FBI invited to assist in probe after cop kills college student Christian Taylor

The FBI has been invited to assist in the investigation into the deadly police shooting of an unarmed college football player by an officer responding to a burglary call at a Texas car dealership, the police chief said Saturday.

Christian Taylor, 19, was shot at and struck “multiple times” by an Arlington police officer responding to a break-in report at the Classic Buick GMC dealership shortly after 1 a.m. Friday, Arlington Police Chief Will Johnson told reporters. Four shots were fired.

The deadly shooting occurred amid increased scrutiny of police use of deadly force, particularly against black suspects. Johnson said he recognized that and pledged transparency.

Related: Christian Taylor killed by police, the fate he feared

“Everything about the outcome of this incident is a tragedy,” Johnson said. “Our community is hurting, a family is hurting, and our department is hurting.”

Johnson said police got a call from a security company reporting someone was damaging a car in the dealership parking lot at around 1:05 a.m. and when police arrived they found a Jeep crashed into the showroom and someone inside the dealership. Police surrounded the building.

The security company said in a report released Saturday that a man drove to a gate at the dealership at around 12:52 a.m. and did not leave after alarms sounded. Police were called. The man damaged a vehicle and then drove into the building, the report said.

The man, later identified as Taylor, refused police orders to get down on the ground and ran to a different part of the building where he tried to force open a locked glass door, Johnson said.

Officer Brad Miller, 49, a recruit officer undergoing supervised field training, and a supervisory officer entered the building to arrest Taylor, and Miller fired four shots after some kind of confrontation, Johnson said.

The other officer did not fire but deployed a Taser at one point, but investigators don’t know whether that was before, after or during the gunfire.

“We do not have the sequence of events at this time, but that is exactly what investigators will be looking for,” he said.

Police do not have a motive as to why Taylor allegedly kicked in the windshield of the vehicle in the parking lot and then entered the dealership. Autopsy and toxicology reports are pending.

Miller has not yet been interviewed by investigators, but an interview has been scheduled. Johnson said it is standard police practice for a delay between a use of deadly force and an interview. Miller is on paid leave.

The shooting has resonated on social media. Taylor, a sophomore at Angelo State University in San Angelo, Texas, in social media posts had expressed skepticism about law enforcement and his safety.

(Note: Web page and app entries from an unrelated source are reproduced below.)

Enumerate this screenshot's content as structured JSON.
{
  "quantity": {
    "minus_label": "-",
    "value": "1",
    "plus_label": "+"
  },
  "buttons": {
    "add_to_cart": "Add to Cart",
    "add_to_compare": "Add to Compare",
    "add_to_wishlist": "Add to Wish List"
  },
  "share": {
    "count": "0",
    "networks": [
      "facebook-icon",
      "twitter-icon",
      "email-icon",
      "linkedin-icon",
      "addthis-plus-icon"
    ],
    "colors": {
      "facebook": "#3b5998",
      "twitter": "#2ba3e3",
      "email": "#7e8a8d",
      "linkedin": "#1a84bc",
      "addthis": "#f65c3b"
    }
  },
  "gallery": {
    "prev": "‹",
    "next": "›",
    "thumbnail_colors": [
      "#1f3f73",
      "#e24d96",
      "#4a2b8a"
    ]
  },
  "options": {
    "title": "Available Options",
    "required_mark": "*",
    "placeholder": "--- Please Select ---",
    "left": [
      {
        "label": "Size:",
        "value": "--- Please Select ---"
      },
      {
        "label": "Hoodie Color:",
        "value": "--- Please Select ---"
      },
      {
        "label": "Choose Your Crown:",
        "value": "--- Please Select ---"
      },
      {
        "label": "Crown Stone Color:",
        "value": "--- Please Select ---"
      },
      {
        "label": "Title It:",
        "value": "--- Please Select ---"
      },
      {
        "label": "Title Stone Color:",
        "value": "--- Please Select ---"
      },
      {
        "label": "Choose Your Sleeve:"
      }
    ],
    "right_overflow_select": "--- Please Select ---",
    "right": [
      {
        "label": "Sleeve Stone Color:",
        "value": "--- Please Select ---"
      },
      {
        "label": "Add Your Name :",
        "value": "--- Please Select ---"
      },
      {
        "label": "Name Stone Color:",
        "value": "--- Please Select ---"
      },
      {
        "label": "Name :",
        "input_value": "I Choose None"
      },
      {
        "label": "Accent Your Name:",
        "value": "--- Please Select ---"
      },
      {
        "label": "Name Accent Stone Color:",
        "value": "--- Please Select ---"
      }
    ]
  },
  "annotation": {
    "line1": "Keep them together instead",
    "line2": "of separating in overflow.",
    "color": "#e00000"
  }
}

The general manager of the dealership on Saturday called Taylor’s death “a tragedy for all people involved.” The statement also seemed to react to some of the online doubts of the shooting.

“But people should be aware that this was not an accident by the man when he drove into the dealership,” Darren Lancaster, general manager of the dealership, said. “He had already damaged autos on the lot and was told by the video company to leave the premises and that police had been called.”

Johnson said 911 calls and surveillance videos will be released as all statements have been taken, probably within 7 to 10 days. Johnson said he has spoken top some members of Taylor’s family as well as local religious leaders.

“If this was not justified or authorized under the law, there will be consequences,” Johnson said.

This story originally appeared on NBCNews.com

Christian Taylor and Texas

FBI invited to assist in probe after cop kills college student Christian Taylor